Aim of the exercise - Write the entries out again exactly; any picture among them gets left out.

Records to process -
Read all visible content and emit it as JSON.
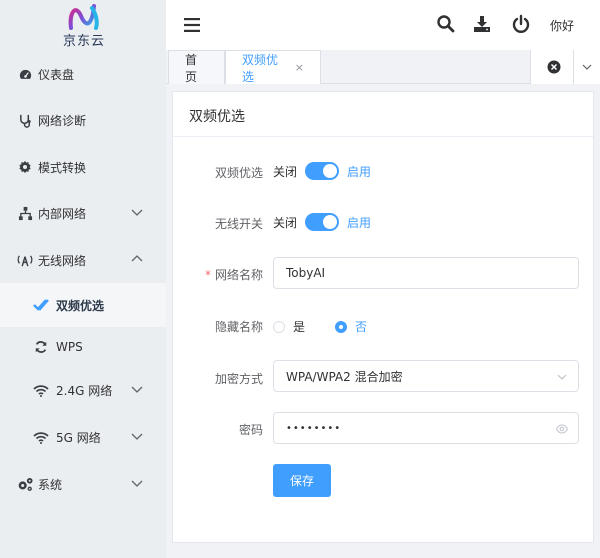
{
  "brand": {
    "logo_text": "京东云"
  },
  "sidebar": {
    "items": [
      {
        "label": "仪表盘",
        "icon": "dashboard-icon"
      },
      {
        "label": "网络诊断",
        "icon": "stethoscope-icon"
      },
      {
        "label": "模式转换",
        "icon": "cog-icon"
      },
      {
        "label": "内部网络",
        "icon": "network-icon",
        "expandable": true
      },
      {
        "label": "无线网络",
        "icon": "antenna-icon",
        "expanded": true
      },
      {
        "label": "双频优选",
        "icon": "double-check-icon",
        "active": true
      },
      {
        "label": "WPS",
        "icon": "refresh-icon"
      },
      {
        "label": "2.4G 网络",
        "icon": "wifi-icon",
        "expandable": true
      },
      {
        "label": "5G 网络",
        "icon": "wifi-icon",
        "expandable": true
      },
      {
        "label": "系统",
        "icon": "cogs-icon",
        "expandable": true
      }
    ]
  },
  "header": {
    "greeting": "你好"
  },
  "tabs": [
    {
      "label": "首页"
    },
    {
      "label": "双频优选",
      "active": true,
      "close": "×"
    }
  ],
  "card": {
    "title": "双频优选",
    "form": {
      "dual_band": {
        "label": "双频优选",
        "off": "关闭",
        "on": "启用",
        "value": true
      },
      "wireless": {
        "label": "无线开关",
        "off": "关闭",
        "on": "启用",
        "value": true
      },
      "ssid": {
        "label": "网络名称",
        "required_mark": "*",
        "value": "TobyAI"
      },
      "hide_name": {
        "label": "隐藏名称",
        "options": [
          "是",
          "否"
        ],
        "selected": "否"
      },
      "encryption": {
        "label": "加密方式",
        "value": "WPA/WPA2 混合加密"
      },
      "password": {
        "label": "密码",
        "value": "••••••••"
      },
      "save_label": "保存"
    }
  },
  "colors": {
    "primary": "#409eff",
    "sidebar_bg": "#ebeef1",
    "danger": "#f56c6c"
  }
}
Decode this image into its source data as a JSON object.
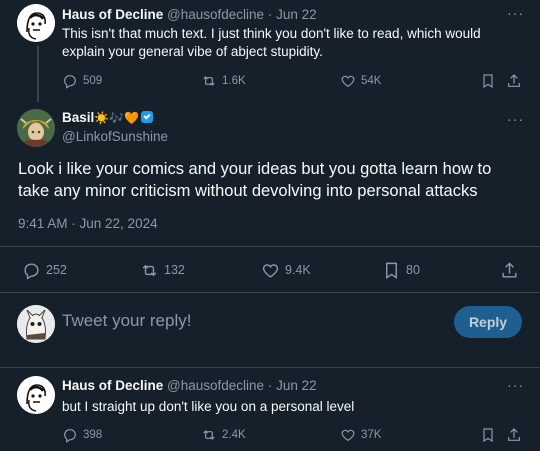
{
  "tweet1": {
    "name": "Haus of Decline",
    "handle": "@hausofdecline",
    "date": "Jun 22",
    "text": "This isn't that much text. I just think you don't like to read, which would explain your general vibe of abject stupidity.",
    "replies": "509",
    "retweets": "1.6K",
    "likes": "54K"
  },
  "main_tweet": {
    "name": "Basil",
    "name_emojis": "☀️🎶🧡",
    "handle": "@LinkofSunshine",
    "text": "Look i like your comics and your ideas but you gotta learn how to take any minor criticism without devolving into personal attacks",
    "timestamp": "9:41 AM · Jun 22, 2024",
    "replies": "252",
    "retweets": "132",
    "likes": "9.4K",
    "bookmarks": "80"
  },
  "reply_box": {
    "placeholder": "Tweet your reply!",
    "button_label": "Reply"
  },
  "tweet3": {
    "name": "Haus of Decline",
    "handle": "@hausofdecline",
    "date": "Jun 22",
    "text": "but I straight up don't like you on a personal level",
    "replies": "398",
    "retweets": "2.4K",
    "likes": "37K"
  },
  "more_glyph": "···",
  "separator": "·",
  "colors": {
    "background": "#15202b",
    "text": "#f7f9f9",
    "muted": "#8b98a5",
    "divider": "#38444d",
    "reply_button": "#1d6090",
    "verified": "#1d9bf0"
  }
}
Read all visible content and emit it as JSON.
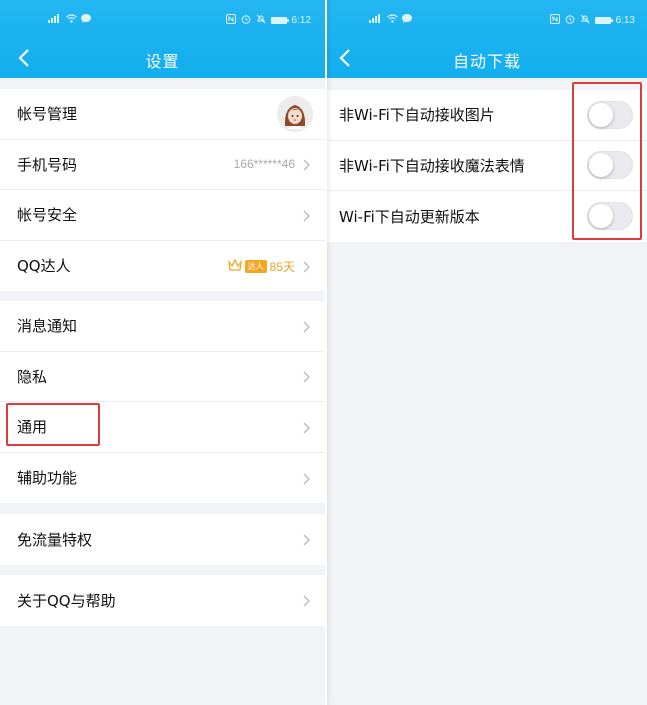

Solution for this exercise -
Read all visible content and emit it as JSON.
{
  "brand": {
    "logo_text": "京东云"
  },
  "sidebar": {
    "items": [
      {
        "label": "仪表盘",
        "icon": "dashboard-icon"
      },
      {
        "label": "网络诊断",
        "icon": "stethoscope-icon"
      },
      {
        "label": "模式转换",
        "icon": "cog-icon"
      },
      {
        "label": "内部网络",
        "icon": "network-icon",
        "expandable": true
      },
      {
        "label": "无线网络",
        "icon": "antenna-icon",
        "expanded": true
      },
      {
        "label": "双频优选",
        "icon": "double-check-icon",
        "active": true
      },
      {
        "label": "WPS",
        "icon": "refresh-icon"
      },
      {
        "label": "2.4G 网络",
        "icon": "wifi-icon",
        "expandable": true
      },
      {
        "label": "5G 网络",
        "icon": "wifi-icon",
        "expandable": true
      },
      {
        "label": "系统",
        "icon": "cogs-icon",
        "expandable": true
      }
    ]
  },
  "header": {
    "greeting": "你好"
  },
  "tabs": [
    {
      "label": "首页"
    },
    {
      "label": "双频优选",
      "active": true,
      "close": "×"
    }
  ],
  "card": {
    "title": "双频优选",
    "form": {
      "dual_band": {
        "label": "双频优选",
        "off": "关闭",
        "on": "启用",
        "value": true
      },
      "wireless": {
        "label": "无线开关",
        "off": "关闭",
        "on": "启用",
        "value": true
      },
      "ssid": {
        "label": "网络名称",
        "required_mark": "*",
        "value": "TobyAI"
      },
      "hide_name": {
        "label": "隐藏名称",
        "options": [
          "是",
          "否"
        ],
        "selected": "否"
      },
      "encryption": {
        "label": "加密方式",
        "value": "WPA/WPA2 混合加密"
      },
      "password": {
        "label": "密码",
        "value": "••••••••"
      },
      "save_label": "保存"
    }
  },
  "colors": {
    "primary": "#409eff",
    "sidebar_bg": "#ebeef1",
    "danger": "#f56c6c"
  }
}
Decode this image into its source data as a JSON object.
{
  "tweet1": {
    "name": "Haus of Decline",
    "handle": "@hausofdecline",
    "date": "Jun 22",
    "text": "This isn't that much text. I just think you don't like to read, which would explain your general vibe of abject stupidity.",
    "replies": "509",
    "retweets": "1.6K",
    "likes": "54K"
  },
  "main_tweet": {
    "name": "Basil",
    "name_emojis": "☀️🎶🧡",
    "handle": "@LinkofSunshine",
    "text": "Look i like your comics and your ideas but you gotta learn how to take any minor criticism without devolving into personal attacks",
    "timestamp": "9:41 AM · Jun 22, 2024",
    "replies": "252",
    "retweets": "132",
    "likes": "9.4K",
    "bookmarks": "80"
  },
  "reply_box": {
    "placeholder": "Tweet your reply!",
    "button_label": "Reply"
  },
  "tweet3": {
    "name": "Haus of Decline",
    "handle": "@hausofdecline",
    "date": "Jun 22",
    "text": "but I straight up don't like you on a personal level",
    "replies": "398",
    "retweets": "2.4K",
    "likes": "37K"
  },
  "more_glyph": "···",
  "separator": "·",
  "colors": {
    "background": "#15202b",
    "text": "#f7f9f9",
    "muted": "#8b98a5",
    "divider": "#38444d",
    "reply_button": "#1d6090",
    "verified": "#1d9bf0"
  }
}
Read all visible content and emit it as JSON.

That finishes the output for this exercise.